The assessment experiences of four Taiwanese students in an American graduate business school

Shao-Tsang Chiang, Fordham University


The purpose of this study was to identify and describe the assessment experiences of 4 Taiwanese international students in an American graduate business school. The study identified participants': (a) demographic and academic background, (b) perceptions of the United States learning environment, (c) learning strategies, (d) assessment experiences, and (e) levels of satisfaction with the graduate Business Management program. Drawing from sociocultural theories, this study was based on the notion that the effect of the learning context influences how the learners perceive its demands and expectations, thus impacting their values, feelings, and strategies as novice members in new learning communities. This sociocultural theoretical framework helps the researcher to understand international students' process of adapting to the new learning context in the United States. The participants of the study were 4 Taiwanese international students enrolled in a graduate school of business administration in a university in New York City. Data was gathered through 3 interviews, three questionnaires, and 1 reflective essay. These sources provided information on participants' academic background, learning strategies, social interactions during their study in the United States, and assessment practices during the program. All 4 participants perceived that the United States learning context emphasized oral competence and deep-learning approaches. The findings of the study show that the participants were more likely to utilize surface-learning strategies when they perceived the assignment to be overwhelming, and they were more likely to employ deep-learning strategies when involved in writing tasks. All 4 participants reported both positive and negative perceptions of assessment practices. In the areas of awareness of the assessment criteria and assessment outcomes, the participants' responses were more positive than negative. When it came to motivation/affective factors and professors' feedback, their reactions were mainly negative. All 4 participants reported mixed experiences as international students in the United States graduate business program. Positive experiences were related to course learning and social activities. Negative experiences were found in the areas of program services and academic relationships with teaching staff. The findings of this study suggest that students' perceptions and experiences of teaching and assessment influence their approaches to learning.

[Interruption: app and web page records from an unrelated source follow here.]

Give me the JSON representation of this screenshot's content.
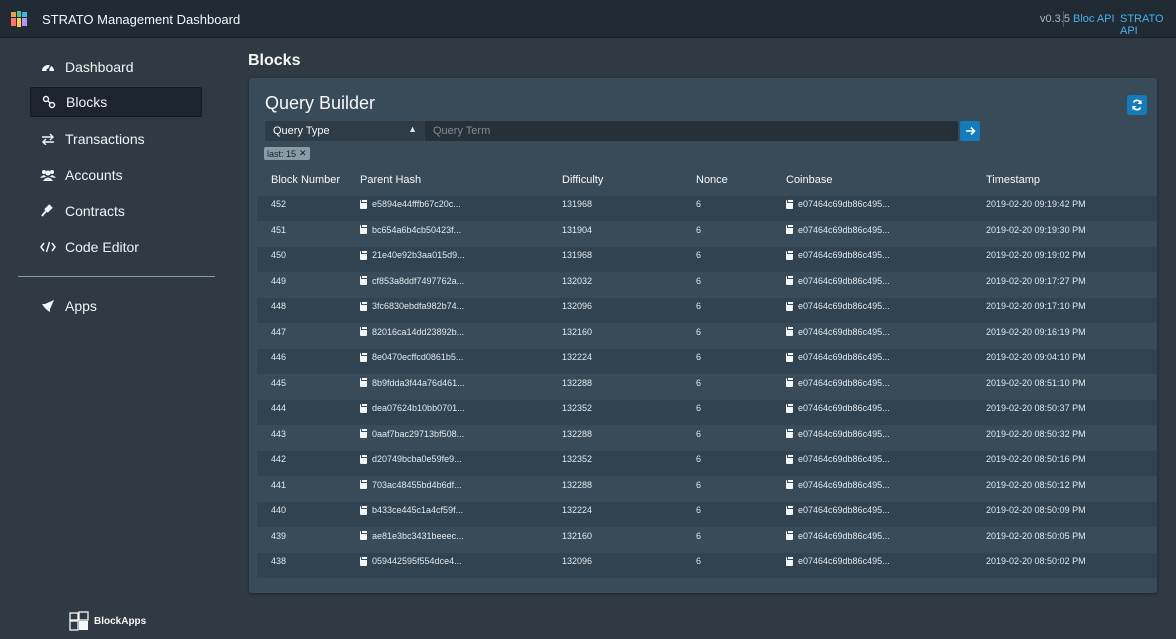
{
  "topbar": {
    "title": "STRATO Management Dashboard",
    "version": "v0.3.5",
    "links": [
      "Bloc API",
      "STRATO API"
    ]
  },
  "sidebar": {
    "items": [
      {
        "label": "Dashboard",
        "icon": "dashboard-icon"
      },
      {
        "label": "Blocks",
        "icon": "blocks-icon",
        "active": true
      },
      {
        "label": "Transactions",
        "icon": "exchange-icon"
      },
      {
        "label": "Accounts",
        "icon": "users-icon"
      },
      {
        "label": "Contracts",
        "icon": "gavel-icon"
      },
      {
        "label": "Code Editor",
        "icon": "code-icon"
      },
      {
        "label": "Apps",
        "icon": "rocket-icon"
      }
    ],
    "footer": "BlockApps"
  },
  "page": {
    "title": "Blocks"
  },
  "query_builder": {
    "title": "Query Builder",
    "query_type": "Query Type",
    "query_term_placeholder": "Query Term",
    "tags": [
      {
        "label": "last: 15"
      }
    ]
  },
  "table": {
    "headers": [
      "Block Number",
      "Parent Hash",
      "Difficulty",
      "Nonce",
      "Coinbase",
      "Timestamp"
    ],
    "rows": [
      {
        "number": "452",
        "parent": "e5894e44fffb67c20c...",
        "difficulty": "131968",
        "nonce": "6",
        "coinbase": "e07464c69db86c495...",
        "timestamp": "2019-02-20 09:19:42 PM"
      },
      {
        "number": "451",
        "parent": "bc654a6b4cb50423f...",
        "difficulty": "131904",
        "nonce": "6",
        "coinbase": "e07464c69db86c495...",
        "timestamp": "2019-02-20 09:19:30 PM"
      },
      {
        "number": "450",
        "parent": "21e40e92b3aa015d9...",
        "difficulty": "131968",
        "nonce": "6",
        "coinbase": "e07464c69db86c495...",
        "timestamp": "2019-02-20 09:19:02 PM"
      },
      {
        "number": "449",
        "parent": "cf853a8ddf7497762a...",
        "difficulty": "132032",
        "nonce": "6",
        "coinbase": "e07464c69db86c495...",
        "timestamp": "2019-02-20 09:17:27 PM"
      },
      {
        "number": "448",
        "parent": "3fc6830ebdfa982b74...",
        "difficulty": "132096",
        "nonce": "6",
        "coinbase": "e07464c69db86c495...",
        "timestamp": "2019-02-20 09:17:10 PM"
      },
      {
        "number": "447",
        "parent": "82016ca14dd23892b...",
        "difficulty": "132160",
        "nonce": "6",
        "coinbase": "e07464c69db86c495...",
        "timestamp": "2019-02-20 09:16:19 PM"
      },
      {
        "number": "446",
        "parent": "8e0470ecffcd0861b5...",
        "difficulty": "132224",
        "nonce": "6",
        "coinbase": "e07464c69db86c495...",
        "timestamp": "2019-02-20 09:04:10 PM"
      },
      {
        "number": "445",
        "parent": "8b9fdda3f44a76d461...",
        "difficulty": "132288",
        "nonce": "6",
        "coinbase": "e07464c69db86c495...",
        "timestamp": "2019-02-20 08:51:10 PM"
      },
      {
        "number": "444",
        "parent": "dea07624b10bb0701...",
        "difficulty": "132352",
        "nonce": "6",
        "coinbase": "e07464c69db86c495...",
        "timestamp": "2019-02-20 08:50:37 PM"
      },
      {
        "number": "443",
        "parent": "0aaf7bac29713bf508...",
        "difficulty": "132288",
        "nonce": "6",
        "coinbase": "e07464c69db86c495...",
        "timestamp": "2019-02-20 08:50:32 PM"
      },
      {
        "number": "442",
        "parent": "d20749bcba0e59fe9...",
        "difficulty": "132352",
        "nonce": "6",
        "coinbase": "e07464c69db86c495...",
        "timestamp": "2019-02-20 08:50:16 PM"
      },
      {
        "number": "441",
        "parent": "703ac48455bd4b6df...",
        "difficulty": "132288",
        "nonce": "6",
        "coinbase": "e07464c69db86c495...",
        "timestamp": "2019-02-20 08:50:12 PM"
      },
      {
        "number": "440",
        "parent": "b433ce445c1a4cf59f...",
        "difficulty": "132224",
        "nonce": "6",
        "coinbase": "e07464c69db86c495...",
        "timestamp": "2019-02-20 08:50:09 PM"
      },
      {
        "number": "439",
        "parent": "ae81e3bc3431beeec...",
        "difficulty": "132160",
        "nonce": "6",
        "coinbase": "e07464c69db86c495...",
        "timestamp": "2019-02-20 08:50:05 PM"
      },
      {
        "number": "438",
        "parent": "059442595f554dce4...",
        "difficulty": "132096",
        "nonce": "6",
        "coinbase": "e07464c69db86c495...",
        "timestamp": "2019-02-20 08:50:02 PM"
      }
    ]
  },
  "colors": {
    "background": "#2f3a45",
    "topbar": "#202b33",
    "card": "#394b59",
    "accent": "#137cbd",
    "link": "#48aff0"
  }
}
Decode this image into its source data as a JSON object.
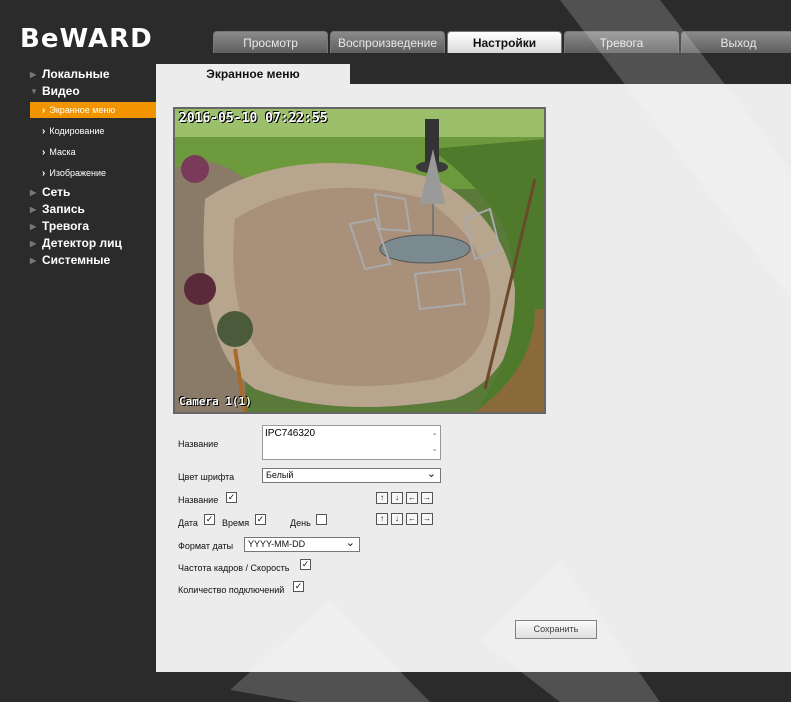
{
  "brand": {
    "logo_text": "BeWARD"
  },
  "topnav": [
    {
      "label": "Просмотр",
      "active": false
    },
    {
      "label": "Воспроизведение",
      "active": false
    },
    {
      "label": "Настройки",
      "active": true
    },
    {
      "label": "Тревога",
      "active": false
    },
    {
      "label": "Выход",
      "active": false
    }
  ],
  "sidebar": {
    "local": "Локальные",
    "video": "Видео",
    "video_sub": [
      "Экранное меню",
      "Кодирование",
      "Маска",
      "Изображение"
    ],
    "network": "Сеть",
    "record": "Запись",
    "alarm": "Тревога",
    "face": "Детектор лиц",
    "system": "Системные"
  },
  "subtab": {
    "label": "Экранное меню"
  },
  "video": {
    "osd_time": "2016-05-10 07:22:55",
    "osd_name": "Camera 1(1)"
  },
  "form": {
    "name_label": "Название",
    "name_value": "IPC746320",
    "font_color_label": "Цвет шрифта",
    "font_color_value": "Белый",
    "show_name_label": "Название",
    "date_label": "Дата",
    "time_label": "Время",
    "day_label": "День",
    "date_format_label": "Формат даты",
    "date_format_value": "YYYY-MM-DD",
    "fps_label": "Частота кадров / Скорость",
    "connections_label": "Количество подключений",
    "save_label": "Сохранить",
    "checks": {
      "name": true,
      "date": true,
      "time": true,
      "day": false,
      "fps": true,
      "connections": true
    },
    "check_mark": "✓",
    "arrow_up": "↑",
    "arrow_down": "↓",
    "arrow_left": "←",
    "arrow_right": "→"
  },
  "colors": {
    "accent": "#f29400",
    "panel": "#ececec",
    "background": "#2b2b2b"
  }
}
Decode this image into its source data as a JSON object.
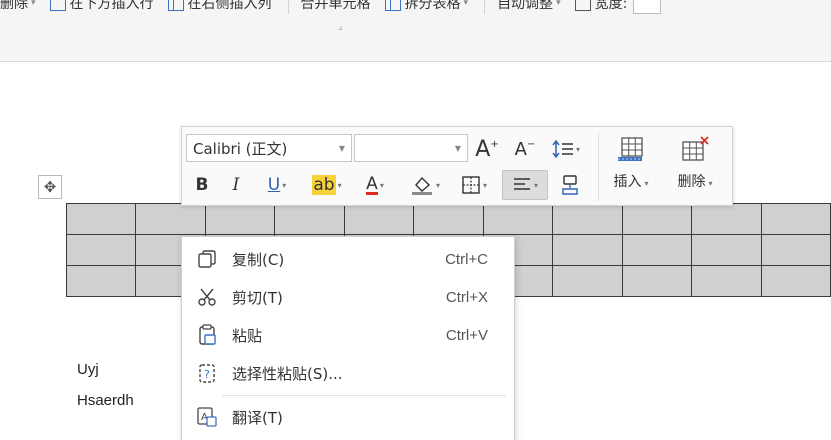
{
  "ribbon": {
    "delete_label": "删除",
    "insert_below_label": "在下方插入行",
    "insert_right_label": "在右侧插入列",
    "merge_cells_label": "合并单元格",
    "split_table_label": "拆分表格",
    "auto_fit_label": "自动调整",
    "width_label": "宽度:"
  },
  "mini_toolbar": {
    "font_name": "Calibri (正文)",
    "font_size": "",
    "insert_label": "插入",
    "delete_label": "删除",
    "grow_font": "A",
    "shrink_font": "A",
    "bold": "B",
    "italic": "I",
    "underline": "U",
    "highlight": "ab",
    "font_color": "A",
    "highlight_color": "#f7d13c",
    "font_color_value": "#e02b20"
  },
  "context_menu": {
    "items": [
      {
        "label": "复制(C)",
        "shortcut": "Ctrl+C",
        "icon": "copy-icon"
      },
      {
        "label": "剪切(T)",
        "shortcut": "Ctrl+X",
        "icon": "cut-icon"
      },
      {
        "label": "粘贴",
        "shortcut": "Ctrl+V",
        "icon": "paste-icon"
      },
      {
        "label": "选择性粘贴(S)...",
        "shortcut": "",
        "icon": "paste-special-icon"
      },
      {
        "label": "翻译(T)",
        "shortcut": "",
        "icon": "translate-icon"
      }
    ]
  },
  "document": {
    "lines": [
      "Uyj",
      "Hsaerdh"
    ],
    "table": {
      "rows": 3,
      "cols": 11
    }
  },
  "colors": {
    "ribbon_bg": "#f5f5f5",
    "table_cell_bg": "#d0d0d0",
    "accent_blue": "#3b72c5",
    "delete_red": "#e02b20"
  }
}
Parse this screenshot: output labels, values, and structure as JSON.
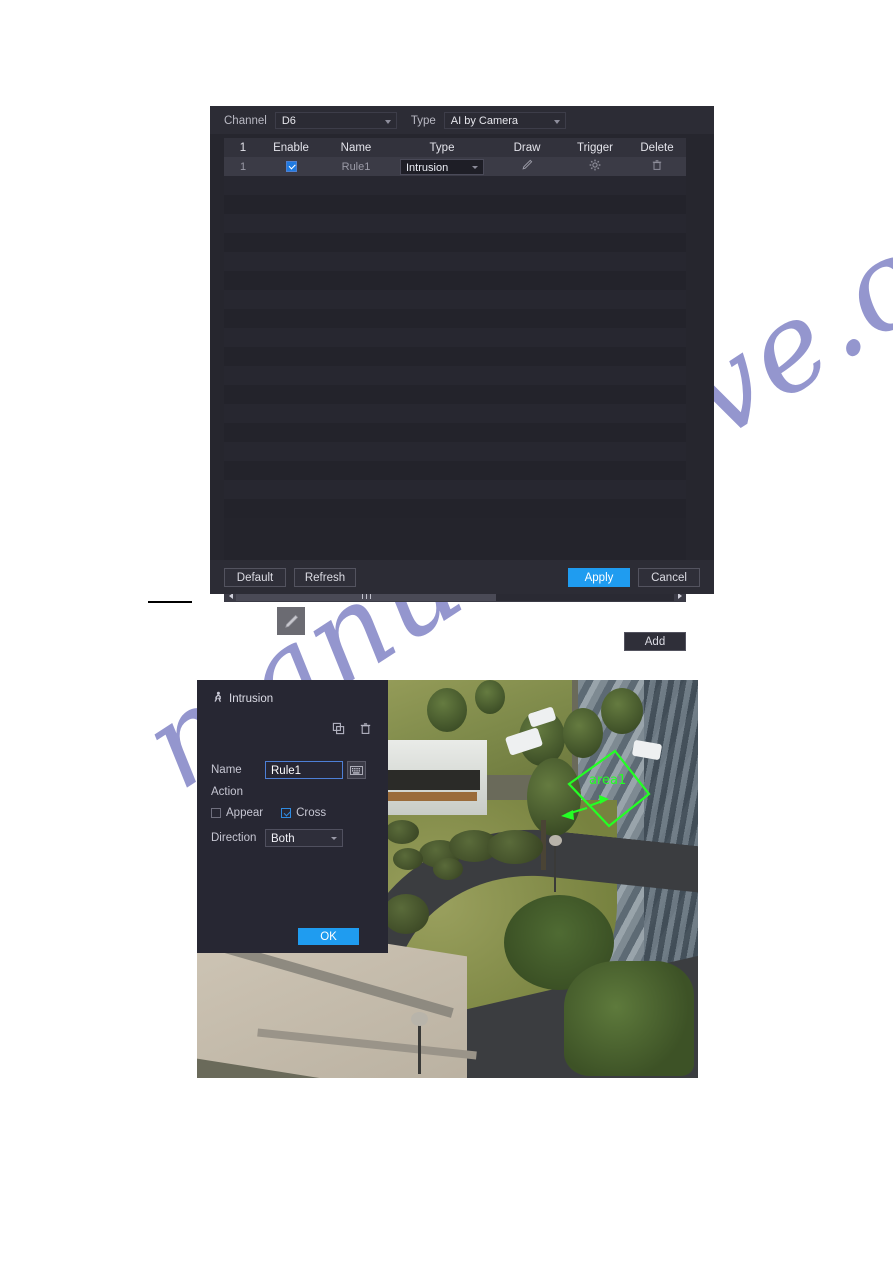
{
  "rule_dialog": {
    "filters": {
      "channel_label": "Channel",
      "channel_value": "D6",
      "type_label": "Type",
      "type_value": "AI by Camera"
    },
    "table": {
      "headers": [
        "1",
        "Enable",
        "Name",
        "Type",
        "Draw",
        "Trigger",
        "Delete"
      ],
      "rows": [
        {
          "index": "1",
          "enabled": true,
          "name": "Rule1",
          "type": "Intrusion",
          "draw_icon": "pencil-icon",
          "trigger_icon": "gear-icon",
          "delete_icon": "trash-icon"
        }
      ],
      "empty_row_count": 18
    },
    "add_label": "Add",
    "footer": {
      "default_label": "Default",
      "refresh_label": "Refresh",
      "apply_label": "Apply",
      "cancel_label": "Cancel"
    }
  },
  "inline_pencil": {
    "icon": "pencil-icon"
  },
  "intrusion_dialog": {
    "title": "Intrusion",
    "title_icon": "person-running-icon",
    "tools": [
      "copy-icon",
      "trash-icon"
    ],
    "name_label": "Name",
    "name_value": "Rule1",
    "keyboard_icon": "keyboard-icon",
    "action_label": "Action",
    "appear_label": "Appear",
    "appear_checked": false,
    "cross_label": "Cross",
    "cross_checked": true,
    "direction_label": "Direction",
    "direction_value": "Both",
    "ok_label": "OK"
  },
  "video_preview": {
    "area_label": "area1",
    "area_color": "#24ff24"
  },
  "watermark": {
    "text": "manualshive.com"
  },
  "colors": {
    "accent": "#1f9cf0",
    "dialog_bg": "#26262e",
    "panel_bg": "#272733",
    "row_selected": "#3b3b46"
  }
}
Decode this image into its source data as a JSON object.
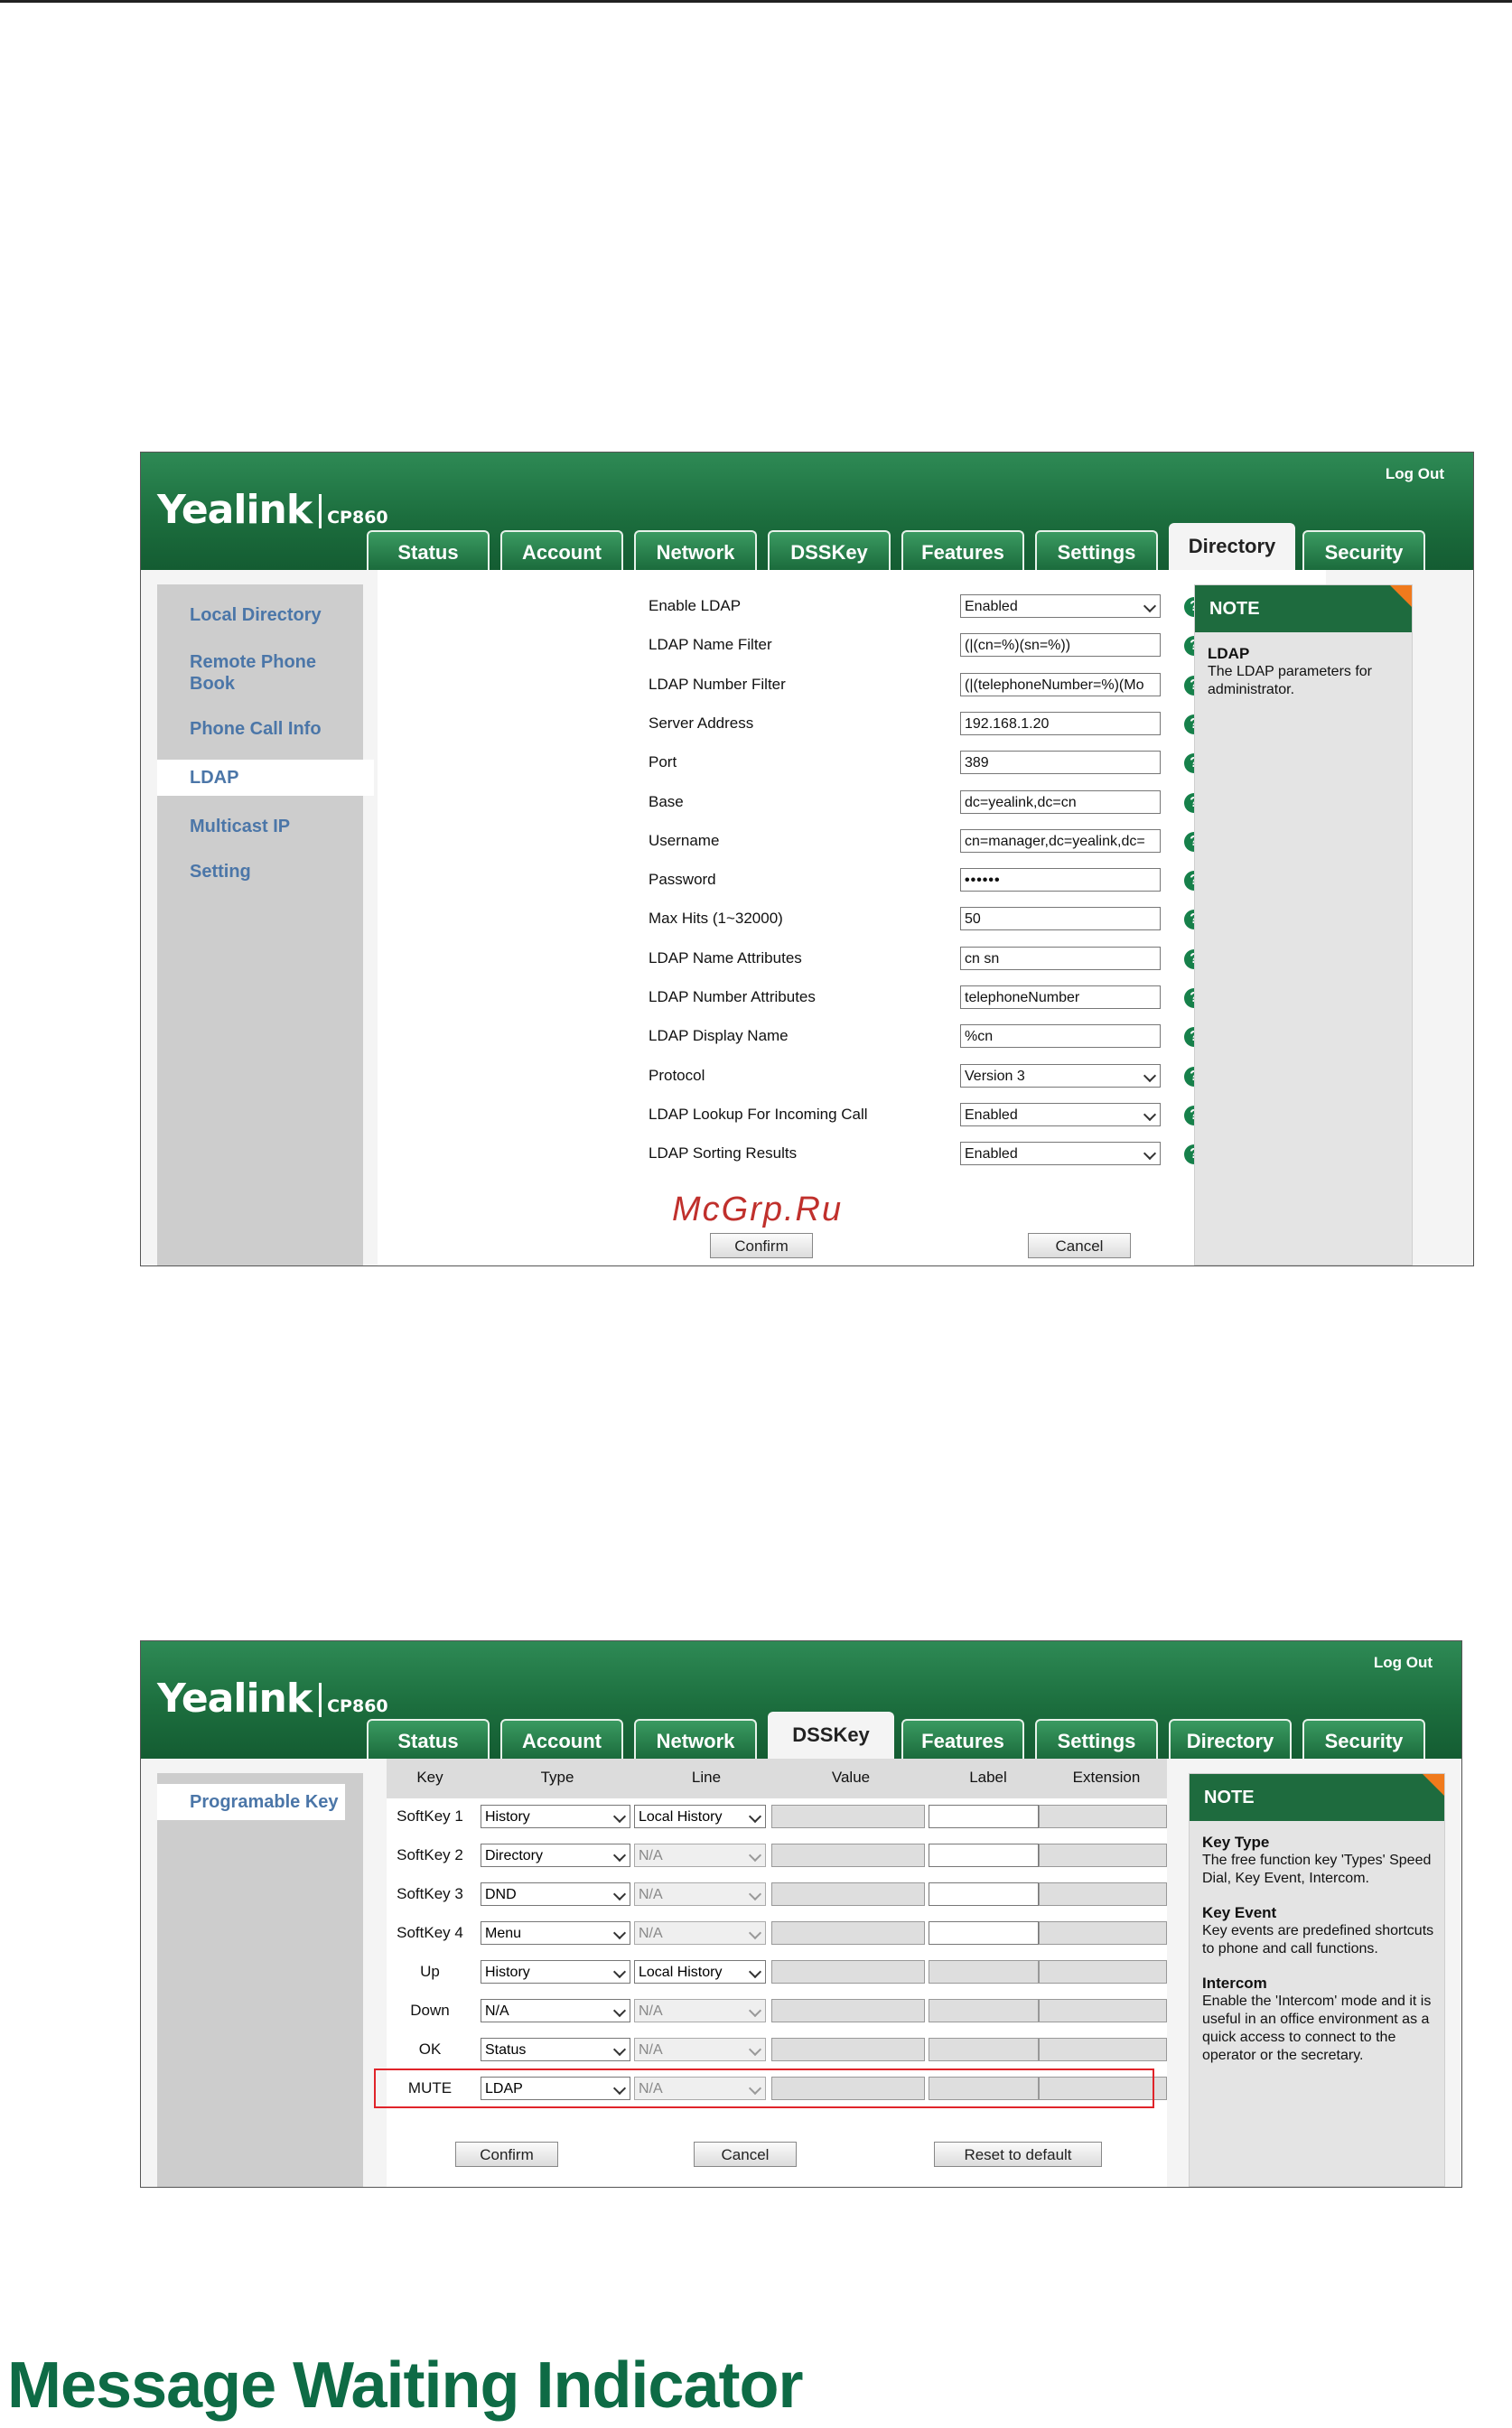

Subject Area

Bilingual education|Educational tests & measurements|Business education|Curriculum development

Recommended Citation

Chiang, Shao-Tsang, "The assessment experiences of four Taiwanese students in an American graduate business school" (2008). ETD Collection for Fordham University. AAI3333019.